WHAT IS EXPECTED:
Using the data below, please return every line exactly as given.

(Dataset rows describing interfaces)
□ □ □ □ □
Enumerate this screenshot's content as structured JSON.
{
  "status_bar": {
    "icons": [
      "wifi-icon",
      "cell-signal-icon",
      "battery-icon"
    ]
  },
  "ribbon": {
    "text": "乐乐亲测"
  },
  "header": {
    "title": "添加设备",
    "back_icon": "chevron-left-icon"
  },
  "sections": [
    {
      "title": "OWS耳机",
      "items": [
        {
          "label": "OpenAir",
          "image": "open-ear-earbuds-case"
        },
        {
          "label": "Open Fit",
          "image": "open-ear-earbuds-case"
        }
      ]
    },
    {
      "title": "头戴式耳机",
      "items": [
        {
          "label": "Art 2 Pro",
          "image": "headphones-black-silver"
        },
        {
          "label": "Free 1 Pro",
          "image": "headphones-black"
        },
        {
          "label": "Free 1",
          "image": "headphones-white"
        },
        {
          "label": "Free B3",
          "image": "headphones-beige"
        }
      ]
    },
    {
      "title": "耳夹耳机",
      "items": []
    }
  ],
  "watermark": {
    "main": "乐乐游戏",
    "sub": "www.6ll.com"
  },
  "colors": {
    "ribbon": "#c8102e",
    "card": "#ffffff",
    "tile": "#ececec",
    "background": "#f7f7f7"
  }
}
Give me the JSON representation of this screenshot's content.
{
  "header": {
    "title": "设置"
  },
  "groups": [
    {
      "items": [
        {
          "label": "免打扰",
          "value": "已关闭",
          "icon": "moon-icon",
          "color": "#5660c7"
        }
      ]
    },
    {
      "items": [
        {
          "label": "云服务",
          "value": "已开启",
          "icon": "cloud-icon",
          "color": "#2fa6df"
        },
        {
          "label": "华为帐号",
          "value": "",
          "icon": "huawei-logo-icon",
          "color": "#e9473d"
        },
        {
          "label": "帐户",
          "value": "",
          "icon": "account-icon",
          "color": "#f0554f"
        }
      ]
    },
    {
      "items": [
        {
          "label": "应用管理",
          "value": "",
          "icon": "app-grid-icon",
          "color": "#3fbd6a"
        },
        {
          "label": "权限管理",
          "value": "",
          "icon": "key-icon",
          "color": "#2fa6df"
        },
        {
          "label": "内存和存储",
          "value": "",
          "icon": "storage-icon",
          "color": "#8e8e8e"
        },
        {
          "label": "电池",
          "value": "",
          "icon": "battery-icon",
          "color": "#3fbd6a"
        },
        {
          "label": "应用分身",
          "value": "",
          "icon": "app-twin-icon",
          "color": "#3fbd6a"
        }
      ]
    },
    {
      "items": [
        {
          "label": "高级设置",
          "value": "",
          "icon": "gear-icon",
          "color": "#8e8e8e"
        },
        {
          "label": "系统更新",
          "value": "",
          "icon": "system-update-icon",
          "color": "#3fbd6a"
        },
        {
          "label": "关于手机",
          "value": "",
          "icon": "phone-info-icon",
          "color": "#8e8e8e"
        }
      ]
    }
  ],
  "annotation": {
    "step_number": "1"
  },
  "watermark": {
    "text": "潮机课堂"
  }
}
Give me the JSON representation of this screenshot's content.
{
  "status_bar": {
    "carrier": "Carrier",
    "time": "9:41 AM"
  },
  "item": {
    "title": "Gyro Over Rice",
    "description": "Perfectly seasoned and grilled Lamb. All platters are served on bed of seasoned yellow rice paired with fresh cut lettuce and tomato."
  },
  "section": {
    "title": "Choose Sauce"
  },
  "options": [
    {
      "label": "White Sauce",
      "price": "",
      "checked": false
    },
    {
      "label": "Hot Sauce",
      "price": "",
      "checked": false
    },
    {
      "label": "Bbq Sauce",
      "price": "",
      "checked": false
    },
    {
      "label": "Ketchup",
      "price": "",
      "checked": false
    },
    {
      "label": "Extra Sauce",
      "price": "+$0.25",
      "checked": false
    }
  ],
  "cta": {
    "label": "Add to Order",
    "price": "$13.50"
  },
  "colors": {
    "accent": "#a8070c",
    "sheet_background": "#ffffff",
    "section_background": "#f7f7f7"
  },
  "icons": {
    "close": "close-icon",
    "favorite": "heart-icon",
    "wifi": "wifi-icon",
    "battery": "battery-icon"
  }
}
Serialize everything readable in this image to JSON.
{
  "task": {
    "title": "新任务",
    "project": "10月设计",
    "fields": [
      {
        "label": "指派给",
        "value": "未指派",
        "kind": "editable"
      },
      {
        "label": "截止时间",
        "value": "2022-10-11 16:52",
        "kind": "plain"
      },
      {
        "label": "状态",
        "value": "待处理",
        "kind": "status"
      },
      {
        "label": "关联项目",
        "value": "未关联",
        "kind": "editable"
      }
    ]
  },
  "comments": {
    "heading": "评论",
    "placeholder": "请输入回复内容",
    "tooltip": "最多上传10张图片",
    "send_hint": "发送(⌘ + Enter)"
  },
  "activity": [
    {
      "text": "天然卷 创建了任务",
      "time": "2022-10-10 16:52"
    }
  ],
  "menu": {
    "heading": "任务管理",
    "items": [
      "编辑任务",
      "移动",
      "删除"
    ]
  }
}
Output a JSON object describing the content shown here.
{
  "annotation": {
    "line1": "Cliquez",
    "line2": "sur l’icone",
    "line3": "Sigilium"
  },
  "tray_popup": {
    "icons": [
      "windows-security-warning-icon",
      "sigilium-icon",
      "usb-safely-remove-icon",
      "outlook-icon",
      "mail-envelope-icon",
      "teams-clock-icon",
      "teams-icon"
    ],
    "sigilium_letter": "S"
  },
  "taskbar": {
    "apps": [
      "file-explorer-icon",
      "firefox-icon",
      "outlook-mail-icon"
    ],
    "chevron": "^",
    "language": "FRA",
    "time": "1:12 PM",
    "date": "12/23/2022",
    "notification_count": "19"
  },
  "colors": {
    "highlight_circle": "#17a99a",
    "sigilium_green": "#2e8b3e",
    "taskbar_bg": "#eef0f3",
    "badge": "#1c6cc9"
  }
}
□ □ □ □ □
RESPONSE BELOW:
Enumerate this screenshot's content as structured JSON.
{
  "status_bar": {
    "icons": [
      "wifi-icon",
      "cell-signal-icon",
      "battery-icon"
    ]
  },
  "ribbon": {
    "text": "乐乐亲测"
  },
  "header": {
    "title": "添加设备",
    "back_icon": "chevron-left-icon"
  },
  "sections": [
    {
      "title": "OWS耳机",
      "items": [
        {
          "label": "OpenAir",
          "image": "open-ear-earbuds-case"
        },
        {
          "label": "Open Fit",
          "image": "open-ear-earbuds-case"
        }
      ]
    },
    {
      "title": "头戴式耳机",
      "items": [
        {
          "label": "Art 2 Pro",
          "image": "headphones-black-silver"
        },
        {
          "label": "Free 1 Pro",
          "image": "headphones-black"
        },
        {
          "label": "Free 1",
          "image": "headphones-white"
        },
        {
          "label": "Free B3",
          "image": "headphones-beige"
        }
      ]
    },
    {
      "title": "耳夹耳机",
      "items": []
    }
  ],
  "watermark": {
    "main": "乐乐游戏",
    "sub": "www.6ll.com"
  },
  "colors": {
    "ribbon": "#c8102e",
    "card": "#ffffff",
    "tile": "#ececec",
    "background": "#f7f7f7"
  }
}
Give me the JSON representation of this screenshot's content.
{
  "header": {
    "title": "设置"
  },
  "groups": [
    {
      "items": [
        {
          "label": "免打扰",
          "value": "已关闭",
          "icon": "moon-icon",
          "color": "#5660c7"
        }
      ]
    },
    {
      "items": [
        {
          "label": "云服务",
          "value": "已开启",
          "icon": "cloud-icon",
          "color": "#2fa6df"
        },
        {
          "label": "华为帐号",
          "value": "",
          "icon": "huawei-logo-icon",
          "color": "#e9473d"
        },
        {
          "label": "帐户",
          "value": "",
          "icon": "account-icon",
          "color": "#f0554f"
        }
      ]
    },
    {
      "items": [
        {
          "label": "应用管理",
          "value": "",
          "icon": "app-grid-icon",
          "color": "#3fbd6a"
        },
        {
          "label": "权限管理",
          "value": "",
          "icon": "key-icon",
          "color": "#2fa6df"
        },
        {
          "label": "内存和存储",
          "value": "",
          "icon": "storage-icon",
          "color": "#8e8e8e"
        },
        {
          "label": "电池",
          "value": "",
          "icon": "battery-icon",
          "color": "#3fbd6a"
        },
        {
          "label": "应用分身",
          "value": "",
          "icon": "app-twin-icon",
          "color": "#3fbd6a"
        }
      ]
    },
    {
      "items": [
        {
          "label": "高级设置",
          "value": "",
          "icon": "gear-icon",
          "color": "#8e8e8e"
        },
        {
          "label": "系统更新",
          "value": "",
          "icon": "system-update-icon",
          "color": "#3fbd6a"
        },
        {
          "label": "关于手机",
          "value": "",
          "icon": "phone-info-icon",
          "color": "#8e8e8e"
        }
      ]
    }
  ],
  "annotation": {
    "step_number": "1"
  },
  "watermark": {
    "text": "潮机课堂"
  }
}
Give me the JSON representation of this screenshot's content.
{
  "status_bar": {
    "carrier": "Carrier",
    "time": "9:41 AM"
  },
  "item": {
    "title": "Gyro Over Rice",
    "description": "Perfectly seasoned and grilled Lamb. All platters are served on bed of seasoned yellow rice paired with fresh cut lettuce and tomato."
  },
  "section": {
    "title": "Choose Sauce"
  },
  "options": [
    {
      "label": "White Sauce",
      "price": "",
      "checked": false
    },
    {
      "label": "Hot Sauce",
      "price": "",
      "checked": false
    },
    {
      "label": "Bbq Sauce",
      "price": "",
      "checked": false
    },
    {
      "label": "Ketchup",
      "price": "",
      "checked": false
    },
    {
      "label": "Extra Sauce",
      "price": "+$0.25",
      "checked": false
    }
  ],
  "cta": {
    "label": "Add to Order",
    "price": "$13.50"
  },
  "colors": {
    "accent": "#a8070c",
    "sheet_background": "#ffffff",
    "section_background": "#f7f7f7"
  },
  "icons": {
    "close": "close-icon",
    "favorite": "heart-icon",
    "wifi": "wifi-icon",
    "battery": "battery-icon"
  }
}
Serialize everything readable in this image to JSON.
{
  "task": {
    "title": "新任务",
    "project": "10月设计",
    "fields": [
      {
        "label": "指派给",
        "value": "未指派",
        "kind": "editable"
      },
      {
        "label": "截止时间",
        "value": "2022-10-11 16:52",
        "kind": "plain"
      },
      {
        "label": "状态",
        "value": "待处理",
        "kind": "status"
      },
      {
        "label": "关联项目",
        "value": "未关联",
        "kind": "editable"
      }
    ]
  },
  "comments": {
    "heading": "评论",
    "placeholder": "请输入回复内容",
    "tooltip": "最多上传10张图片",
    "send_hint": "发送(⌘ + Enter)"
  },
  "activity": [
    {
      "text": "天然卷 创建了任务",
      "time": "2022-10-10 16:52"
    }
  ],
  "menu": {
    "heading": "任务管理",
    "items": [
      "编辑任务",
      "移动",
      "删除"
    ]
  }
}
Output a JSON object describing the content shown here.
{
  "annotation": {
    "line1": "Cliquez",
    "line2": "sur l’icone",
    "line3": "Sigilium"
  },
  "tray_popup": {
    "icons": [
      "windows-security-warning-icon",
      "sigilium-icon",
      "usb-safely-remove-icon",
      "outlook-icon",
      "mail-envelope-icon",
      "teams-clock-icon",
      "teams-icon"
    ],
    "sigilium_letter": "S"
  },
  "taskbar": {
    "apps": [
      "file-explorer-icon",
      "firefox-icon",
      "outlook-mail-icon"
    ],
    "chevron": "^",
    "language": "FRA",
    "time": "1:12 PM",
    "date": "12/23/2022",
    "notification_count": "19"
  },
  "colors": {
    "highlight_circle": "#17a99a",
    "sigilium_green": "#2e8b3e",
    "taskbar_bg": "#eef0f3",
    "badge": "#1c6cc9"
  }
}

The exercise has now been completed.